LISTED ENTRIES
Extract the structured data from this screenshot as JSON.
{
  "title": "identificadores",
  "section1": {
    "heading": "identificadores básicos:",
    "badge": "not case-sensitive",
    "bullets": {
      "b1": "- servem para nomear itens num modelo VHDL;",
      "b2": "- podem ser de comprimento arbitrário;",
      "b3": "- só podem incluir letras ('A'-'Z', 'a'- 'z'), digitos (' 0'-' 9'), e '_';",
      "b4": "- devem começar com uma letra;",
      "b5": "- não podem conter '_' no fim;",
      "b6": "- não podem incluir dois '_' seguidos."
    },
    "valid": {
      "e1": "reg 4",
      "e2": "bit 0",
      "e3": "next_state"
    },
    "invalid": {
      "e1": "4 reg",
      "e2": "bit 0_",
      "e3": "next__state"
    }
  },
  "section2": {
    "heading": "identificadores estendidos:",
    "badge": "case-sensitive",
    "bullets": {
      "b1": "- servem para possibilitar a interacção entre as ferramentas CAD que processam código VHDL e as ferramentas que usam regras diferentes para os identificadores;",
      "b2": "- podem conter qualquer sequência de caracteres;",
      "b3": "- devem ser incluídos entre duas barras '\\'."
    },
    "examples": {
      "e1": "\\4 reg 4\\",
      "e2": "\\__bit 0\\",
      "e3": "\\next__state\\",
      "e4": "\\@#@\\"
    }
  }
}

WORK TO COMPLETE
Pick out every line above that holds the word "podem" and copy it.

ANSWER BELOW
      "b2": "- podem ser de comprimento arbitrário;",
      "b3": "- só podem incluir letras ('A'-'Z', 'a'- 'z'), digitos (' 0'-' 9'), e '_';",
      "b5": "- não podem conter '_' no fim;",
      "b6": "- não podem incluir dois '_' seguidos."
      "b2": "- podem conter qualquer sequência de caracteres;",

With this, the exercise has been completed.